Question: How do concussions occur?

Answer: Concussions can occur in many ways including sports injuries, car accidents, falls, and can even occur from severe whiplash.

Question: What are some common concussion symptoms to look for?

Answer: One of the most common symptoms we see is headache, however, not every headache is concussion and not every concussion results in a headache. We see symptoms that fall into four categories:

  • physical,
  • cognitive,
  • emotional,
  • and sleep.

With concussions, you can see a variety of symptoms initially like headache, dizziness, trouble sleeping, fogginess, and anxiousness.

Question: Should I go see a physician if I think I have concussion?

Answer: If you are concerned that you may be suffering from concussion, it is always important to see a physician. At OAA Orthopaedic Specialists we promote seeing a medical provider who is proficient in concussion management and cares for them often. 

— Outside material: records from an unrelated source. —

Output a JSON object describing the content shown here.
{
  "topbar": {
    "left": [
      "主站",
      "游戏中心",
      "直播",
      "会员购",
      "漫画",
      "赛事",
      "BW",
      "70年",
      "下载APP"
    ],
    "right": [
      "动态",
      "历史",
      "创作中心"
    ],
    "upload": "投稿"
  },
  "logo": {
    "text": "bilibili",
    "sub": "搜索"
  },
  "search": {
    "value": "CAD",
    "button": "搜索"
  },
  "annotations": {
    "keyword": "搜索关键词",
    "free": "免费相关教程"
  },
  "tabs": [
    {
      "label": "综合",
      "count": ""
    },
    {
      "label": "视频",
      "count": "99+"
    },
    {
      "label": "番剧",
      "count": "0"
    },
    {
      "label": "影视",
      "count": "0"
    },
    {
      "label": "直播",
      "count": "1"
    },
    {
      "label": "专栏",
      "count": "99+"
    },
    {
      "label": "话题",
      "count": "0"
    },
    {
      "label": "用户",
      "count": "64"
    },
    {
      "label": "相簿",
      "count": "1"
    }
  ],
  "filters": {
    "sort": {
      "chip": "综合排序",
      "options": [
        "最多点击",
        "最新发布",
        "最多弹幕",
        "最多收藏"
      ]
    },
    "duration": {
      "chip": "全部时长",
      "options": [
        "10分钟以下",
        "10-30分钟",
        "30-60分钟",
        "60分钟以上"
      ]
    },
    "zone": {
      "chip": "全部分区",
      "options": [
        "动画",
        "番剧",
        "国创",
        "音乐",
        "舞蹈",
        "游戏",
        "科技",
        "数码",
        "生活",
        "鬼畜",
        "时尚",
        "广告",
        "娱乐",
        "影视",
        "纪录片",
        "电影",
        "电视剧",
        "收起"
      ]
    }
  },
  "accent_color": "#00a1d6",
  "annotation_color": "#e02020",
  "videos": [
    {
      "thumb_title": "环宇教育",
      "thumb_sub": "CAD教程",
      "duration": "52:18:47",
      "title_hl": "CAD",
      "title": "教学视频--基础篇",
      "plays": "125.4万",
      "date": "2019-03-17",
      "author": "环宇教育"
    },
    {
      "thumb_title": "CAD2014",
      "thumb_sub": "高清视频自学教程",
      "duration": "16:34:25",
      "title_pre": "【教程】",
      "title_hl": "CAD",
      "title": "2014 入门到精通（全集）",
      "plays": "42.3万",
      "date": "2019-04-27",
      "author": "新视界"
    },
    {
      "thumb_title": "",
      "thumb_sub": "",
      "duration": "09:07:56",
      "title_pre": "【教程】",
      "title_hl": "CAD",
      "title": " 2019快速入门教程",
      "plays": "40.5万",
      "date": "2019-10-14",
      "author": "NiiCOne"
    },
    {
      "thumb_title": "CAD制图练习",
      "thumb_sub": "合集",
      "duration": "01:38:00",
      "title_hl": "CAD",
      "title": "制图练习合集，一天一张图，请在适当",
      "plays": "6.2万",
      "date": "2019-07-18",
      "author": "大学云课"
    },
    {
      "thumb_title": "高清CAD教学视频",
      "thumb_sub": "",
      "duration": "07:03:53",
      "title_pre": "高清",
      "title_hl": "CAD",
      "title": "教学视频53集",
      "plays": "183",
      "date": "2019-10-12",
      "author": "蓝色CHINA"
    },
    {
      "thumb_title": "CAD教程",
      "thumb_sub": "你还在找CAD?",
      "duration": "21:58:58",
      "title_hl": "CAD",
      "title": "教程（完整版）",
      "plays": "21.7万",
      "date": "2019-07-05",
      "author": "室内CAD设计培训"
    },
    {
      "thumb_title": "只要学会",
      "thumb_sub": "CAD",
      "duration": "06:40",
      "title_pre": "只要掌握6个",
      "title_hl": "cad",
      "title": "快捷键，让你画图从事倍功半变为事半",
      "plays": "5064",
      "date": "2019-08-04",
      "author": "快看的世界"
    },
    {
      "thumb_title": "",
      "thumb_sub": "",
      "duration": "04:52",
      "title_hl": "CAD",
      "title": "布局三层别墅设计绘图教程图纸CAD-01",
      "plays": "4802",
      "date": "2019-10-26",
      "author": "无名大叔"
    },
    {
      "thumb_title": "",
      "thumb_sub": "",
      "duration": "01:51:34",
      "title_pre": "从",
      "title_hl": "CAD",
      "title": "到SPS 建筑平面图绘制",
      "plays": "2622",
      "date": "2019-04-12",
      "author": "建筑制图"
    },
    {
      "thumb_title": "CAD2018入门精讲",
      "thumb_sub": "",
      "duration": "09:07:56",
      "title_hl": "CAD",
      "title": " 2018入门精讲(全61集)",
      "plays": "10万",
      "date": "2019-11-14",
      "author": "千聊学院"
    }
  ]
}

Question: What type of tests are done to determine concussion?

Answer: There is no one diagnostic tool for concussion. We go by symptoms and a physical examination to evaluate our patients. Neuropsychological testing may also be performed by a neuropsychologist or to a lesser extent, computer-based testing.

Imaging like MRIs or CT scans are normal in concussion, as concussion is NOT a structural injury (as opposed to a skull fracture or brain bleed, which is a more severe form of head injury).
Functional MRIs are being evaluated to test for concussion, but these are used more in an academic setting for research at the current time.

Question: Are there different severities of concussion?

Answer: We have moved away from grading concussions, but there are different severities, which present themselves throughout concussion management. Certain deficits found on an exam can lead to a longer recovery time for patients.

Question: How long does it take to recover?

Answer: Full recovery can be different for everyone. People with certain risk factors like a history of anxiety, depression, migraines, and ADHD have been shown to have prolonged recoveries.

Question: Is there anything I can do to prevent a concussion from happening to me?

Answer: If you are an athlete there is a risk you take with playing sports, so you can never remove the risk altogether. We believe that the power of sports and the benefits of playing greatly outweigh the risks. At OAA we recommend athletes work on their neck and core strength along with their balance. In addition, proper technique should be stressed in all sports, especially for tackle football.

For more information about the symptoms and treatment options of concussion, or to schedule an appointment with Dr. Crosson or another member of the Sports Medicine Institute, call (610) 973-6200.